__AIM OF THE EXERCISE__:
Could you return each line of the material that has "circle" in it?

__EXERCISE DATA__:
++++++
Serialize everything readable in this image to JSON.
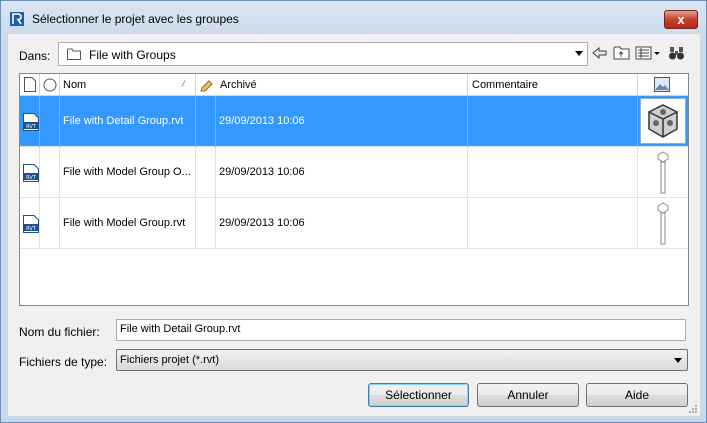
{
  "window": {
    "title": "Sélectionner le projet avec les groupes",
    "close_symbol": "x"
  },
  "location": {
    "label": "Dans:",
    "value": "File with Groups",
    "icon": "folder-icon"
  },
  "toolbar": {
    "icons": [
      "back-icon",
      "up-folder-icon",
      "views-icon",
      "views-dropdown-icon",
      "binoculars-icon"
    ]
  },
  "file_list": {
    "columns": {
      "name": "Nom",
      "archived": "Archivé",
      "comment": "Commentaire"
    },
    "rows": [
      {
        "name": "File with Detail Group.rvt",
        "archived": "29/09/2013 10:06",
        "comment": "",
        "selected": true,
        "thumbnail": "cube-thumbnail"
      },
      {
        "name": "File with Model Group O...",
        "archived": "29/09/2013 10:06",
        "comment": "",
        "selected": false,
        "thumbnail": "pole-thumbnail"
      },
      {
        "name": "File with Model Group.rvt",
        "archived": "29/09/2013 10:06",
        "comment": "",
        "selected": false,
        "thumbnail": "pole-thumbnail"
      }
    ],
    "file_icon_text": "RVT"
  },
  "filename": {
    "label": "Nom du fichier:",
    "value": "File with Detail Group.rvt"
  },
  "filetype": {
    "label": "Fichiers de type:",
    "value": "Fichiers projet (*.rvt)"
  },
  "buttons": {
    "select": "Sélectionner",
    "cancel": "Annuler",
    "help": "Aide"
  },
  "colors": {
    "selection": "#3399ff",
    "close_button": "#c4412c"
  }
}
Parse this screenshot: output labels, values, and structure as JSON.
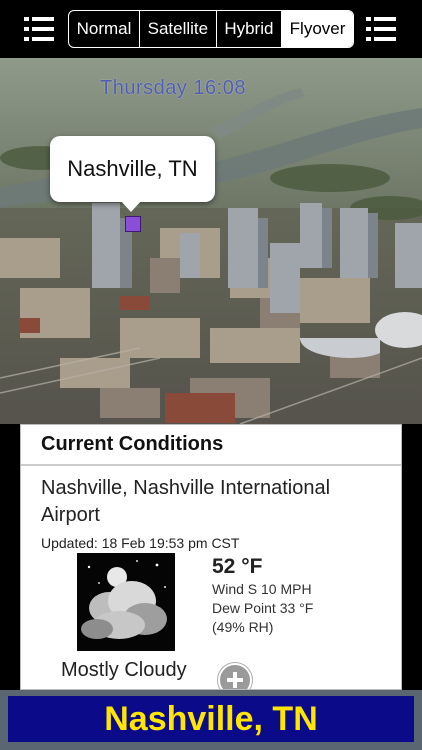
{
  "segments": [
    {
      "label": "Normal",
      "active": false
    },
    {
      "label": "Satellite",
      "active": false
    },
    {
      "label": "Hybrid",
      "active": false
    },
    {
      "label": "Flyover",
      "active": true
    }
  ],
  "icons": {
    "left_menu": "list-icon",
    "right_menu": "list-icon",
    "pin": "pin-icon",
    "add": "plus-circle-icon",
    "weather": "cloudy-night-icon"
  },
  "map": {
    "datetime": "Thursday 16:08",
    "callout": "Nashville, TN"
  },
  "conditions": {
    "header": "Current Conditions",
    "station": "Nashville, Nashville International Airport",
    "updated": "Updated: 18 Feb 19:53 pm CST",
    "temperature": "52 °F",
    "wind": "Wind S 10 MPH",
    "dew_point": "Dew Point 33 °F",
    "humidity": "(49% RH)",
    "summary": "Mostly Cloudy"
  },
  "banner": {
    "city": "Nashville, TN"
  },
  "colors": {
    "banner_bg": "#0b0b8a",
    "banner_text": "#ffe600",
    "pin": "#8a4fd6"
  }
}
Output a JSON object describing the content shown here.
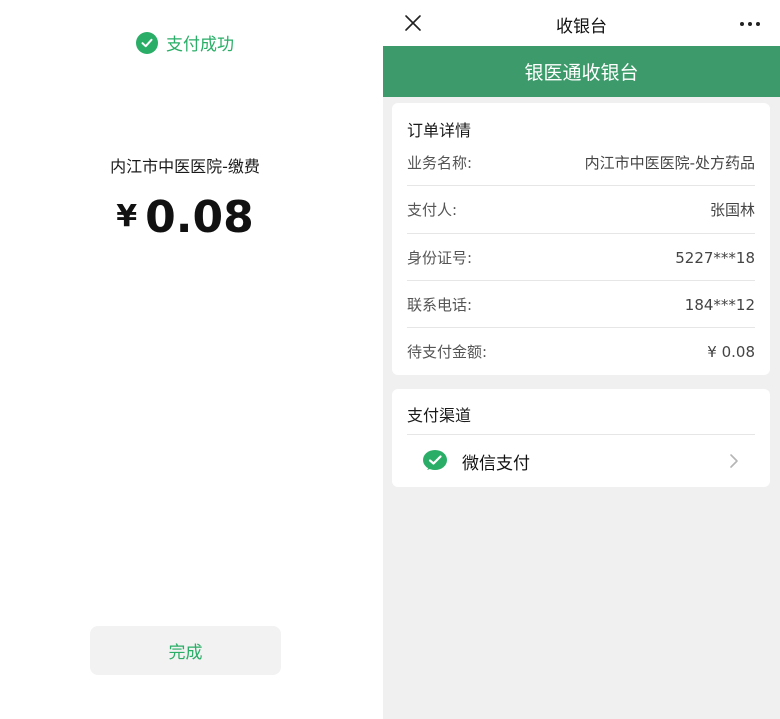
{
  "success": {
    "status_text": "支付成功",
    "merchant": "内江市中医医院-缴费",
    "currency_symbol": "¥",
    "amount": "0.08",
    "done_label": "完成"
  },
  "cashier": {
    "topbar_title": "收银台",
    "header_title": "银医通收银台",
    "order_title": "订单详情",
    "rows": [
      {
        "label": "业务名称:",
        "value": "内江市中医医院-处方药品"
      },
      {
        "label": "支付人:",
        "value": "张国林"
      },
      {
        "label": "身份证号:",
        "value": "5227***18"
      },
      {
        "label": "联系电话:",
        "value": "184***12"
      },
      {
        "label": "待支付金额:",
        "value": "¥ 0.08"
      }
    ],
    "channel_title": "支付渠道",
    "channel_label": "微信支付"
  },
  "colors": {
    "wechat_green": "#2aae67",
    "header_green": "#3d9a6b"
  },
  "icons": [
    "check-circle-icon",
    "close-icon",
    "more-dots-icon",
    "wechat-pay-icon",
    "chevron-right-icon"
  ]
}
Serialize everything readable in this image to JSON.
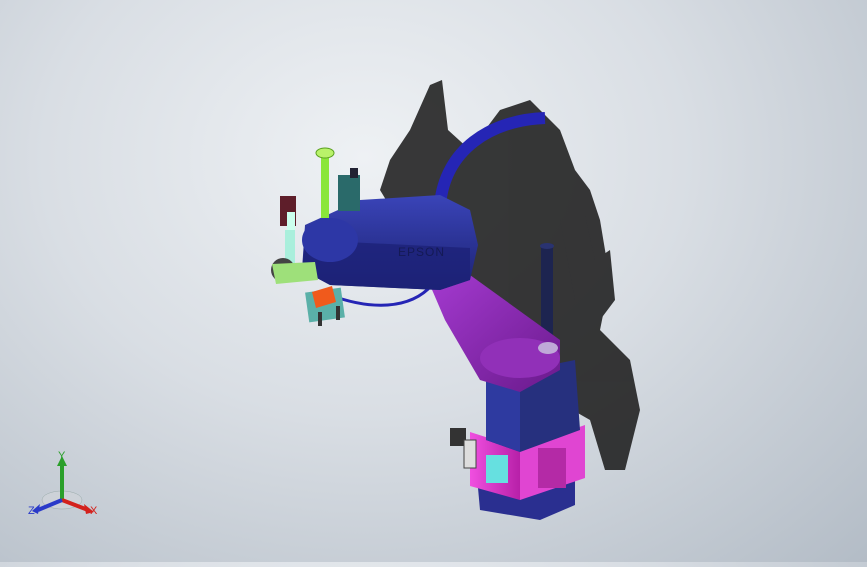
{
  "viewport": {
    "name": "3d-model-viewport",
    "brand_label": "EPSON",
    "colors": {
      "robot_arm": "#2a3196",
      "lower_arm": "#8a27b0",
      "base_block": "#e33bd2",
      "shaft": "#90ee40",
      "cable": "#2222aa",
      "shadow": "#1f1f1f"
    }
  },
  "triad": {
    "x_label": "X",
    "y_label": "Y",
    "z_label": "Z",
    "x_color": "#d3211c",
    "y_color": "#2a9f2a",
    "z_color": "#2a3ac9"
  }
}
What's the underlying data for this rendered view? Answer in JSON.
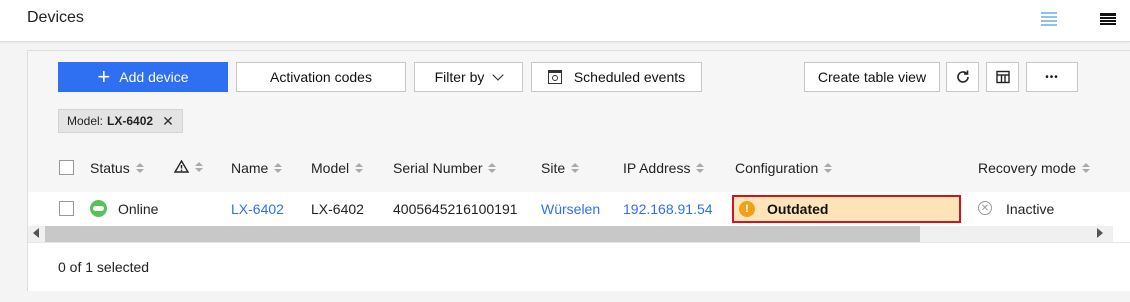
{
  "header": {
    "title": "Devices"
  },
  "toolbar": {
    "add_device": "Add device",
    "activation_codes": "Activation codes",
    "filter_by": "Filter by",
    "scheduled_events": "Scheduled events",
    "create_table_view": "Create table view",
    "more": "•••"
  },
  "filter_chip": {
    "label": "Model:",
    "value": "LX-6402"
  },
  "columns": [
    "Status",
    "Name",
    "Model",
    "Serial Number",
    "Site",
    "IP Address",
    "Configuration",
    "Recovery mode"
  ],
  "rows": [
    {
      "status": "Online",
      "name": "LX-6402",
      "model": "LX-6402",
      "serial": "4005645216100191",
      "site": "Würselen",
      "ip": "192.168.91.54",
      "configuration": "Outdated",
      "recovery": "Inactive"
    }
  ],
  "footer": {
    "selected": "0 of 1 selected"
  },
  "colors": {
    "accent": "#2f6ff2",
    "online": "#58c25a",
    "warning_bg": "#fde4b9",
    "highlight_border": "#d4141a"
  }
}
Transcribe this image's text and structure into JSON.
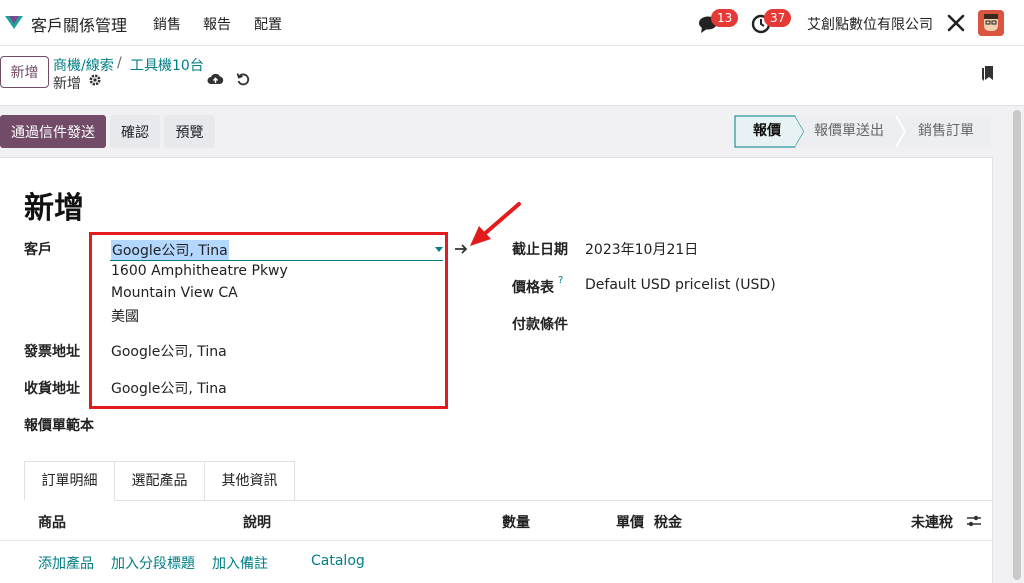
{
  "navbar": {
    "app_name": "客戶關係管理",
    "menu": [
      "銷售",
      "報告",
      "配置"
    ],
    "messages_count": "13",
    "activities_count": "37",
    "company": "艾創點數位有限公司"
  },
  "control": {
    "new_label": "新增",
    "breadcrumb": [
      "商機/線索",
      "工具機10台"
    ],
    "breadcrumb_sep": "/",
    "current": "新增"
  },
  "actions": {
    "send_email": "通過信件發送",
    "confirm": "確認",
    "preview": "預覽"
  },
  "status_steps": [
    "報價",
    "報價單送出",
    "銷售訂單"
  ],
  "form": {
    "title": "新增",
    "customer_label": "客戶",
    "customer_value": "Google公司, Tina",
    "customer_address": [
      "1600 Amphitheatre Pkwy",
      "Mountain View CA",
      "美國"
    ],
    "invoice_label": "發票地址",
    "invoice_value": "Google公司, Tina",
    "delivery_label": "收貨地址",
    "delivery_value": "Google公司, Tina",
    "template_label": "報價單範本",
    "expiry_label": "截止日期",
    "expiry_value": "2023年10月21日",
    "pricelist_label": "價格表",
    "pricelist_help": "?",
    "pricelist_value": "Default USD pricelist (USD)",
    "payment_label": "付款條件"
  },
  "tabs": [
    "訂單明細",
    "選配產品",
    "其他資訊"
  ],
  "columns": [
    "商品",
    "說明",
    "數量",
    "單價",
    "稅金",
    "未連稅"
  ],
  "links": [
    "添加產品",
    "加入分段標題",
    "加入備註",
    "Catalog"
  ],
  "colors": {
    "brand": "#714b67",
    "accent": "#017e84",
    "annotation": "#e21c1c"
  }
}
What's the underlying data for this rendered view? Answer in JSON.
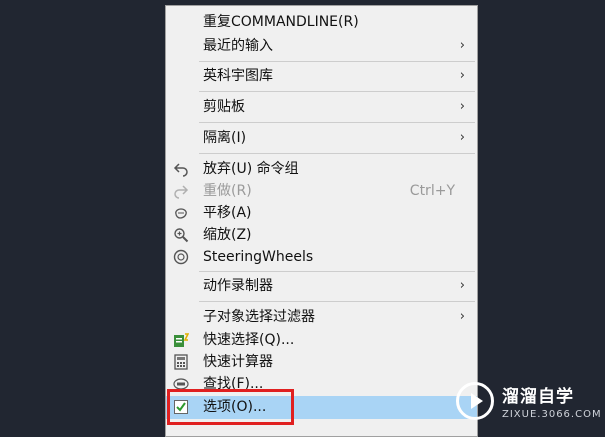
{
  "menu": {
    "items": [
      {
        "label": "重复COMMANDLINE(R)"
      },
      {
        "label": "最近的输入",
        "arrow": "›"
      },
      {
        "label": "英科宇图库",
        "arrow": "›"
      },
      {
        "label": "剪贴板",
        "arrow": "›"
      },
      {
        "label": "隔离(I)",
        "arrow": "›"
      },
      {
        "label": "放弃(U) 命令组",
        "icon": "undo-icon"
      },
      {
        "label": "重做(R)",
        "shortcut": "Ctrl+Y",
        "icon": "redo-icon",
        "disabled": true
      },
      {
        "label": "平移(A)",
        "icon": "pan-hand-icon"
      },
      {
        "label": "缩放(Z)",
        "icon": "zoom-icon"
      },
      {
        "label": "SteeringWheels",
        "icon": "steering-wheel-icon"
      },
      {
        "label": "动作录制器",
        "arrow": "›"
      },
      {
        "label": "子对象选择过滤器",
        "arrow": "›"
      },
      {
        "label": "快速选择(Q)...",
        "icon": "quick-select-icon"
      },
      {
        "label": "快速计算器",
        "icon": "calculator-icon"
      },
      {
        "label": "查找(F)...",
        "icon": "find-abc-icon"
      },
      {
        "label": "选项(O)...",
        "icon": "checkbox-icon",
        "highlighted": true
      }
    ]
  },
  "watermark": {
    "title": "溜溜自学",
    "url": "ZIXUE.3066.COM"
  },
  "colors": {
    "background": "#212631",
    "menu_bg": "#f0f0f0",
    "highlight": "#a9d4f5",
    "annotation": "#e02020"
  }
}
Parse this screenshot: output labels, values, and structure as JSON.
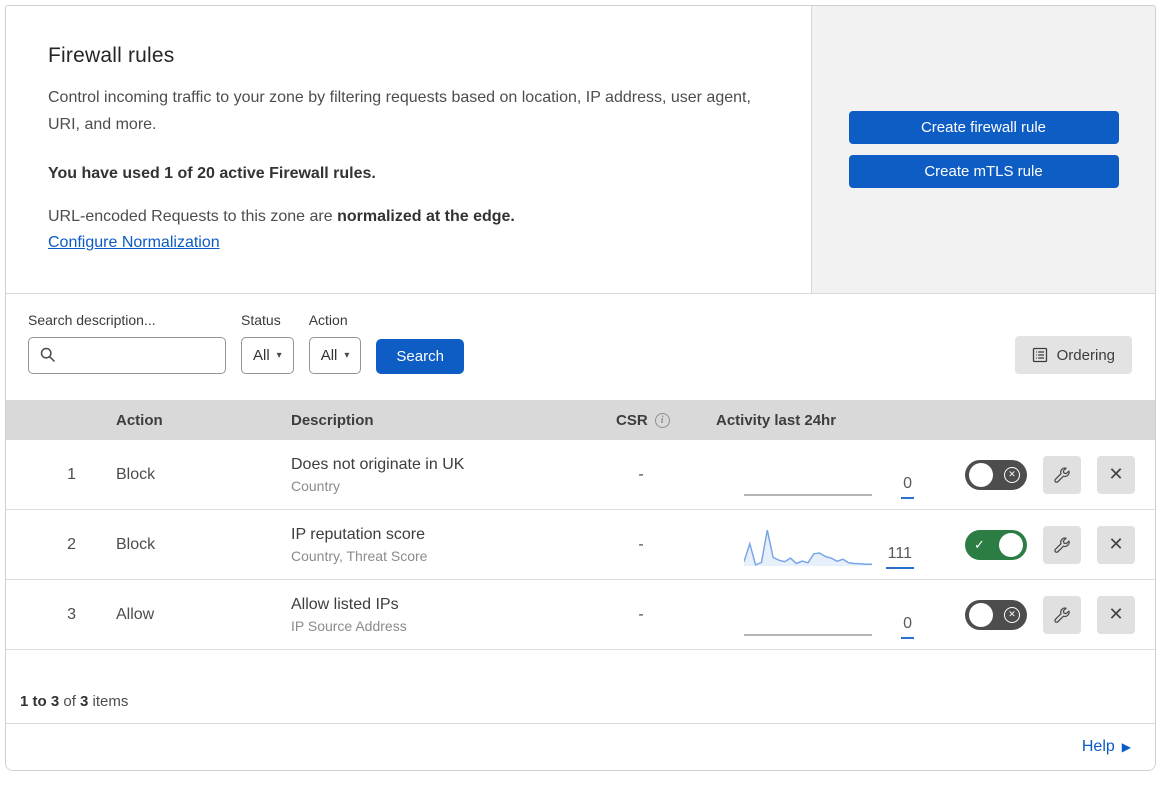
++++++
__FINISHED EXERCISE__:
    "add": "plus-circle-icon",
    "check-circle-icon",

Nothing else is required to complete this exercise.